The North County Leadership Council and Public Safety Advocates — committees tied to Republican leaders and developers, respectively — have pumped more than $20,000 into the campaign in support of Paul Gaspar, Phil Graham and Mark Muir and against candidates Catherine Blakespear and Tony Kranz, according to county and city records.
According to independent expenditure reports, the North County Leadership Council reported spending $4,437 on mailers for Graham, Gaspar and Muir, and an additional $2,092 on mailers and newspaper ad for the trio. While reported separately, the mailers and the newspaper ad were the same for each candidate.
The group, which is spearheaded by former Encinitas Councilman Jerome Stocks, was the subject of a Coast News report in September 2015, when the group disclosed it had raised $3,500 and its membership was exclusively North County Republican leaders.
At that time, Stocks said the group was nonpartisan, and planned on recruiting Democrats and liberals to their membership rolls.
Stocks, reached on Wednesday, said the group still remains nonpartisan, which he said is proven by the group’s endorsements. A review of the group’s 16 endorsements found that one was a registered Democrat — San Marcos Unified School District board member Randy Walton.
Walton, reached Wednesday, said he was unaware that he had received the group’s backing.
“I vaguely remember filling something out a few months back, but I didn’t have a clue that I was endorsed,” Walton said. “That’s interesting.”
Stocks said the group’s board didn’t spend money in all of the races, and voted to spend its money in races where they had multiple candidates that the group backed. They contributed more than $28,000 to the campaigns of Ramona Finnilla, Julie Nygaard, Dan Hughes and Larry Schallock in the Tri-City Healthcare District race and $31,000 toward the passage of Measure B, the Lilac Hills Ranch Voter initiative.
“When you make decisions on how and where you spend money, you try to get the most impact possible,” Stocks said.

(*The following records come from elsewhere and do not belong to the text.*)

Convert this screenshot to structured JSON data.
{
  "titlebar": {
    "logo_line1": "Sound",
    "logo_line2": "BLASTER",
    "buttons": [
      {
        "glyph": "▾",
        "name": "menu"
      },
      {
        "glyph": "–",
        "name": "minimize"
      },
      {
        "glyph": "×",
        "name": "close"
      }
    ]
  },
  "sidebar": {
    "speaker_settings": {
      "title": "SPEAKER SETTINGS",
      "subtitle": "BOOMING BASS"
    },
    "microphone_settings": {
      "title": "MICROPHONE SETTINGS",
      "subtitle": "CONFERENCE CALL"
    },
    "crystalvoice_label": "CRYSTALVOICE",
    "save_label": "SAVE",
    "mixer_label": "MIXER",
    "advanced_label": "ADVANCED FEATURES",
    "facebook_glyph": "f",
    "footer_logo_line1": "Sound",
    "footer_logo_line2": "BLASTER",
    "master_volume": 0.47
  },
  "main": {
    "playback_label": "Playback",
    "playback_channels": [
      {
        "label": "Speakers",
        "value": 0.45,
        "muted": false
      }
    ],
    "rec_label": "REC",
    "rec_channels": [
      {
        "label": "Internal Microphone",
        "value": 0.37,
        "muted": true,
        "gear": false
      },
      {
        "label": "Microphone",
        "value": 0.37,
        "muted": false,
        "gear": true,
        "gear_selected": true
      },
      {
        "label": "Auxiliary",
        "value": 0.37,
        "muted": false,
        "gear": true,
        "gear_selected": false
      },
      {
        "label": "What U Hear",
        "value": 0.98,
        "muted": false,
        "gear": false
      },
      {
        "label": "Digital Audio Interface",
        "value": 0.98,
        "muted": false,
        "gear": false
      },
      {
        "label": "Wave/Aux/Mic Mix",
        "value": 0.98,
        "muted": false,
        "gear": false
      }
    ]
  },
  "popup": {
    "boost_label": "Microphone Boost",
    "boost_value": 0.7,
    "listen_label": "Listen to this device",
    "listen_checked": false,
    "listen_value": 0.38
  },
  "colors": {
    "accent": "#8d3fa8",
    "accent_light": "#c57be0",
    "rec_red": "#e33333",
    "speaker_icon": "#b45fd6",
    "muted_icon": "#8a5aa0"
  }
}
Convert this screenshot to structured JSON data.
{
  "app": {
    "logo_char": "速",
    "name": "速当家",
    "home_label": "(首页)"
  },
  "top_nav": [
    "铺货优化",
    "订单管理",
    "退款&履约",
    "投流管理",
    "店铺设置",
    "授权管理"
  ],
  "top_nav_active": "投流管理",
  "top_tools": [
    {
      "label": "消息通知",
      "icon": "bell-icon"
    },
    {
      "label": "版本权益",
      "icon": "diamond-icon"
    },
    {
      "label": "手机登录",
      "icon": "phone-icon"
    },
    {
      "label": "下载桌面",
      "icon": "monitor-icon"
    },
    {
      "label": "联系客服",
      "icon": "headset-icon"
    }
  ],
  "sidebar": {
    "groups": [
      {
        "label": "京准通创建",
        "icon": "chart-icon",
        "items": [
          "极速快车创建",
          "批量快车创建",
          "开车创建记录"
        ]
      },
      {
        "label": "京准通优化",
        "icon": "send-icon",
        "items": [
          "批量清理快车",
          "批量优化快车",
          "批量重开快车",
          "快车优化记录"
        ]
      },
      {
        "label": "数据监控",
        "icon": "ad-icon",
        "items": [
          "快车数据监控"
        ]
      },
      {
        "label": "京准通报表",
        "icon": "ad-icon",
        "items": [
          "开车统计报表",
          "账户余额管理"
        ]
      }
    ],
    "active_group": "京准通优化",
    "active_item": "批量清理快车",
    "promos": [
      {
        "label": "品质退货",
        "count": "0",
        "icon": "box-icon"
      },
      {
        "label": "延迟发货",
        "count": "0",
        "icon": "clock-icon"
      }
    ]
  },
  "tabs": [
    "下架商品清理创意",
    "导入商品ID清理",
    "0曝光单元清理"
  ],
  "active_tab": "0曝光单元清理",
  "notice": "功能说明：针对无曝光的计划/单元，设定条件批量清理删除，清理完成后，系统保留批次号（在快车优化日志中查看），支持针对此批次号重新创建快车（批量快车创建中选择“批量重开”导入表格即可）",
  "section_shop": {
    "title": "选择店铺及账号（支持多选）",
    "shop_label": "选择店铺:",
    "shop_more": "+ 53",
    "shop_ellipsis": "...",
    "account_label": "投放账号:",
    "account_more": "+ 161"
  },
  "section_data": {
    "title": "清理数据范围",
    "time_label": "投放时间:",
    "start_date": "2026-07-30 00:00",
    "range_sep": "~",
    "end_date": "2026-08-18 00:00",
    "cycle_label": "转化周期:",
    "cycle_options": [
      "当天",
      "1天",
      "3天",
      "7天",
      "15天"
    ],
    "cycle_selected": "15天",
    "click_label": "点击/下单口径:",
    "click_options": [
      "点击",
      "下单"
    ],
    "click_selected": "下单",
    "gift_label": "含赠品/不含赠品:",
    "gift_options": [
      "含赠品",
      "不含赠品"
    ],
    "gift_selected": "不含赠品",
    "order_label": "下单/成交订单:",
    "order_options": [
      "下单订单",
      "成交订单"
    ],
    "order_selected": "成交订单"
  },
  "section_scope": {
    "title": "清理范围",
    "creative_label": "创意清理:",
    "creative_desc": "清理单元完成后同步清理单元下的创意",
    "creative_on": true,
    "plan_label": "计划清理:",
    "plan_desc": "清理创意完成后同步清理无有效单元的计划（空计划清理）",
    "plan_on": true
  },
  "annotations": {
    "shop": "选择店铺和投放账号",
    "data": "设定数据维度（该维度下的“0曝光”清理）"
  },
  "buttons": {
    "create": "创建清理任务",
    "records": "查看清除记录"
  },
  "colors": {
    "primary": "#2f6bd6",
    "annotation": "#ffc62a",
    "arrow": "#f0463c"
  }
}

Meanwhile, a group called Public Safety Advocates reported spending $4,300 on a mailer against Blakespear and the same amount on a mailer against Kranz. The PAC has been active since 2014, and according to the expenditure form, has been backed heavily by local developers, including LHR Investment LLC — a subsidiary of Lilac Hills Ranch developer Accretive — Sudberry Properties, the Western Electrical Contractors Association, the California Real Estate PAC, and the Building Industry Association of San Diego.
In the race for Measure T, the city’s housing element, up until recently the most visible organized movement was in opposition to the plan. That committee, the Committee Opposed to Encinitas Measure T, raised $7,218 and spent close to $4,500 on signs and mailers.
Its major support comes from the most vocal opponents of Measure T, including campaign chairman Bruce Ehlers, Peter Stern, CJ Minster, former City Councilman Dennis Holz, former Mayor Sheila Cameron and Ian Thompson, the widower of late Encinitas Councilwoman Maggie Houlihan.
But in recent days, independent expenditures were listed from two PACs: the League of Conservation Voters and Foundation for Independent Research & Education Issues Committee. The former reported spending more than $12,000 on a “yes on T” mailer and brochure, and the latter reported spending $10,000 in online advertising in support of Measure T.
The League of Conservation Voter’s donors, according to its most recent campaign documents, include Zagara Management Co., a Cardiff-based real estate developer; George Krikorian of Krikorian Premiere Theatres, and the group Olivenhain Town Center LP. Another noteworthy name, albeit one of the PACs smaller donors is Councilwoman Lisa Shaffer.
The second PAC has received all of its funding from the parent Independent Voter PAC, which receives its funding from pharmaceutical giant Eli Lilly, Sempra Energy and Pacific Gas & Electric.